Goal of the exercise: Where a line of the records contains the word "Single", show that line.

Provided records:
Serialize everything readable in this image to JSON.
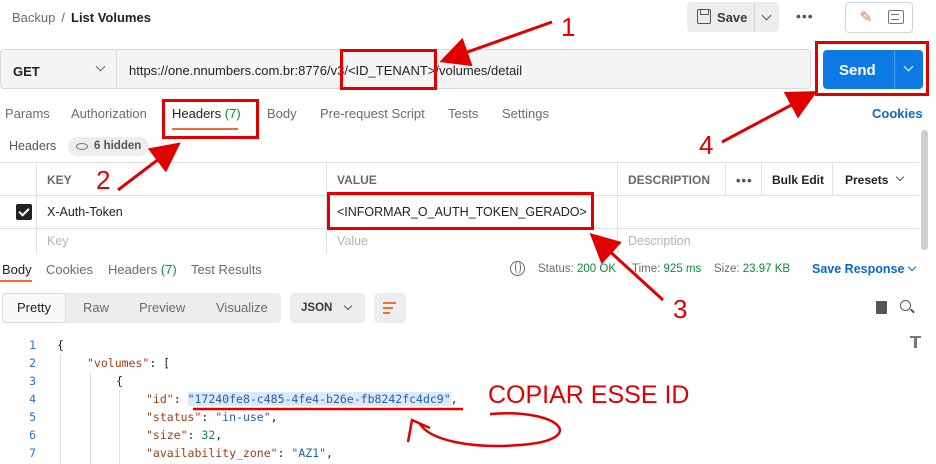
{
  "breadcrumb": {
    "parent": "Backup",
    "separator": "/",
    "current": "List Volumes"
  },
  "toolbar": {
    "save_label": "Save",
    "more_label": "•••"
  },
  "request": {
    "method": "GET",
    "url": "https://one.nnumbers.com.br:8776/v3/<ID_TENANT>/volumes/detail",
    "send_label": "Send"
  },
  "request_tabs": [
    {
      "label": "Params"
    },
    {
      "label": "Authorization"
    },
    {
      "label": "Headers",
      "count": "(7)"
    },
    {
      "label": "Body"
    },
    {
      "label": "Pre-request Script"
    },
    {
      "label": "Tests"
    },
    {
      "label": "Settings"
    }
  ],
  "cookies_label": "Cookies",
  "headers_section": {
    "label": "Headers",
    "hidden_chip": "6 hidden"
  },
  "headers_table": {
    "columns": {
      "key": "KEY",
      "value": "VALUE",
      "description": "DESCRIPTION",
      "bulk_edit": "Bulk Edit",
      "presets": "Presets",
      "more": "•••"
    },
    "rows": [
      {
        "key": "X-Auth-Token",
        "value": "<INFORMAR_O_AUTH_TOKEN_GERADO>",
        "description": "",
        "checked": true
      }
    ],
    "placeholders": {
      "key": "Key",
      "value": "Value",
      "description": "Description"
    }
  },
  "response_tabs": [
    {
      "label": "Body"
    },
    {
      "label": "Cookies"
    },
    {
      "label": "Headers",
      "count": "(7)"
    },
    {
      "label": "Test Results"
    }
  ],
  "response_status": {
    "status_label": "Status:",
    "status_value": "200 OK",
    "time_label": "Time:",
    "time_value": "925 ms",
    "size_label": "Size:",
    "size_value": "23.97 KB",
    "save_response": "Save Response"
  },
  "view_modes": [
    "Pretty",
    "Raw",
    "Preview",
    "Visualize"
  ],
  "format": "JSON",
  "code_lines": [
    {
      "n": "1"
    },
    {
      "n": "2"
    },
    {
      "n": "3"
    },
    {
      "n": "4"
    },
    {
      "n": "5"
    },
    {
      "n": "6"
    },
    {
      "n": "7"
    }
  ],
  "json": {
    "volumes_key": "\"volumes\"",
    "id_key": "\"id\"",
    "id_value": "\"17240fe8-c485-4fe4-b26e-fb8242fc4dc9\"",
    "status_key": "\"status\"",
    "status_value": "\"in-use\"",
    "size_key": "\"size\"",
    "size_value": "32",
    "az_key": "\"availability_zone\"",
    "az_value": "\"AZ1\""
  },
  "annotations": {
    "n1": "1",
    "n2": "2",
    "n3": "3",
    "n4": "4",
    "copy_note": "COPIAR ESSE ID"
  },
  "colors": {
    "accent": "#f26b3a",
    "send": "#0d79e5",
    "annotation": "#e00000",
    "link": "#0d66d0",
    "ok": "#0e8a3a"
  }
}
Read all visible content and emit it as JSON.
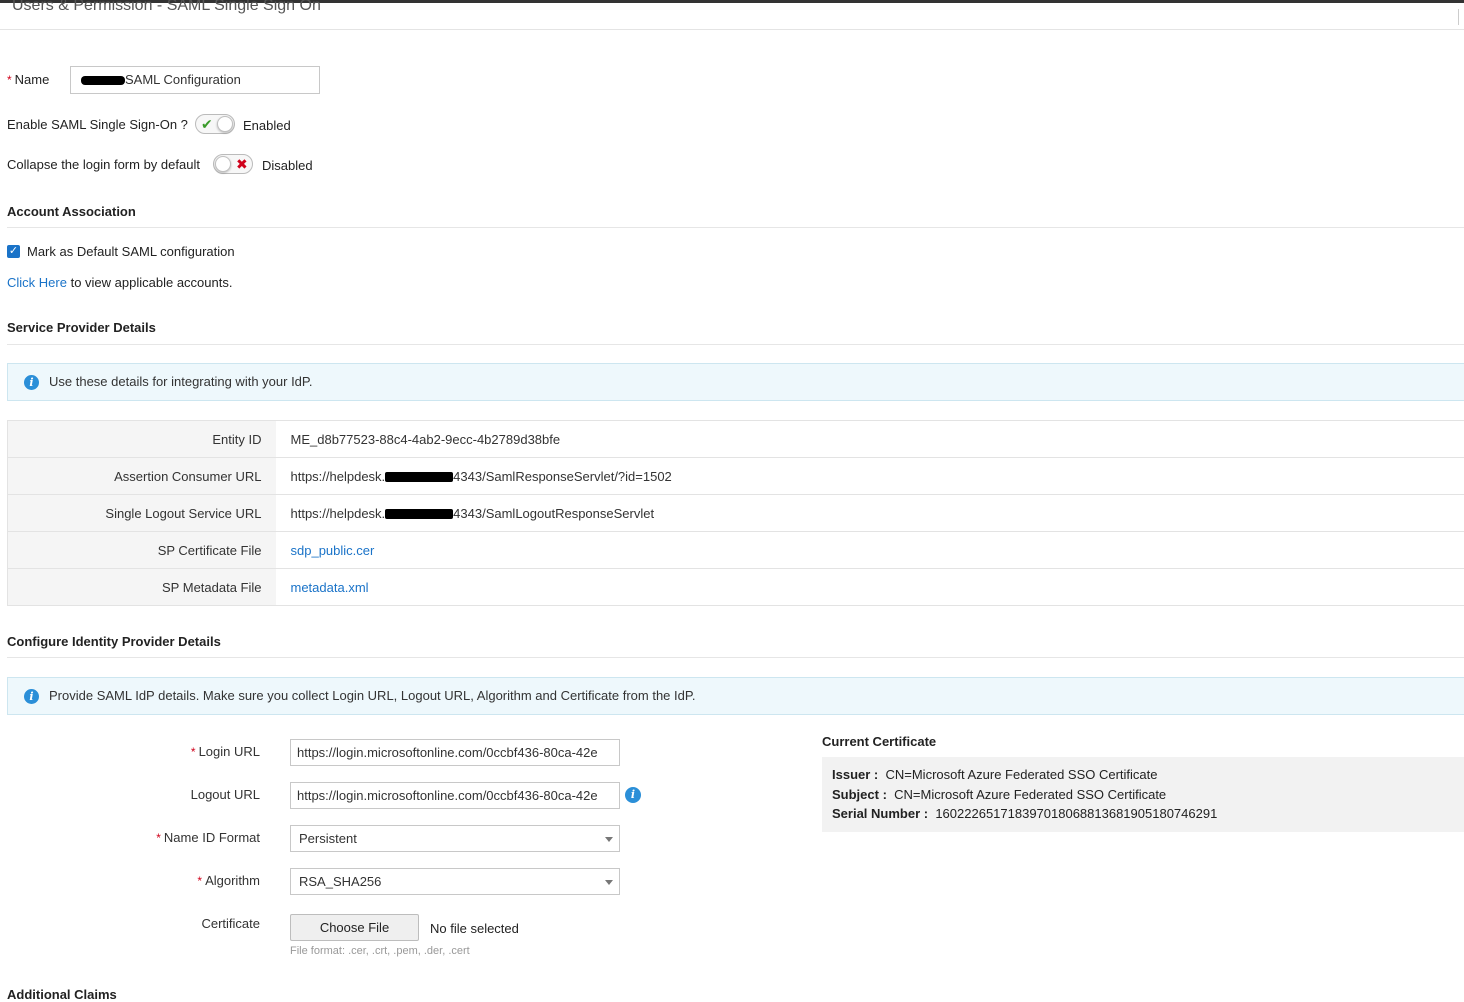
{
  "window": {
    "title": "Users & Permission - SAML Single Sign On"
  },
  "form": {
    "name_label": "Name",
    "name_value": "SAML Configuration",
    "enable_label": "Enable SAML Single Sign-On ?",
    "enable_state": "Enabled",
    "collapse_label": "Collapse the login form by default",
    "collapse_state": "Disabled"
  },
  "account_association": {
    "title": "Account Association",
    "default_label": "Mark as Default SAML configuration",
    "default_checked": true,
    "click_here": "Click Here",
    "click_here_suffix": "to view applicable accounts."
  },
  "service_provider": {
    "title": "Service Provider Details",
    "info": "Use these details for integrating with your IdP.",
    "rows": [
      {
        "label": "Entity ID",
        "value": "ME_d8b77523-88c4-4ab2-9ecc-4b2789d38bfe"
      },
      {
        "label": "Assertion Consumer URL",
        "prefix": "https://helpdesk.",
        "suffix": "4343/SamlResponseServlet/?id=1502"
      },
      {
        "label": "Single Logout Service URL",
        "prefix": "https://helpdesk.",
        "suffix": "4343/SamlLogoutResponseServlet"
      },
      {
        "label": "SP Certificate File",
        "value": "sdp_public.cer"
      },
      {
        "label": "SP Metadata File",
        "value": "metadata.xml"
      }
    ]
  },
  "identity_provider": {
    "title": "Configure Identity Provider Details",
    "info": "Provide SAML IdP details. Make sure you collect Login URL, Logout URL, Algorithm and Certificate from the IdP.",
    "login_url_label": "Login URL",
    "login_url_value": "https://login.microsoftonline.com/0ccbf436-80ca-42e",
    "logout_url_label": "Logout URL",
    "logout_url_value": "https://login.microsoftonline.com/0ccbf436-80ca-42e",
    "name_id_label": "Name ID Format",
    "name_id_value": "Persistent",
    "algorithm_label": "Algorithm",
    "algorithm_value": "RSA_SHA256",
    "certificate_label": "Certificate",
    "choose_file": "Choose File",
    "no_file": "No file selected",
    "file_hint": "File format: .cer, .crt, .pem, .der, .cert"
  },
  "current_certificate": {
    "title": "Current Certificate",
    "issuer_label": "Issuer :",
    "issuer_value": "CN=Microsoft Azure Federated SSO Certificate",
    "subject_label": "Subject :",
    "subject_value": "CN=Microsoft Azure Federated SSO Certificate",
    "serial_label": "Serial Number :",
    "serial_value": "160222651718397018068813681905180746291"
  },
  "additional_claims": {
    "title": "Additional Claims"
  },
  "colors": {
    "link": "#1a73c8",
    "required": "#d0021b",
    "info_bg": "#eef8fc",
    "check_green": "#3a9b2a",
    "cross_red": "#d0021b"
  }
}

Reply:
    "title": "Users & Permission - SAML Single Sign On"
    "enable_label": "Enable SAML Single Sign-On ?",
        "label": "Single Logout Service URL",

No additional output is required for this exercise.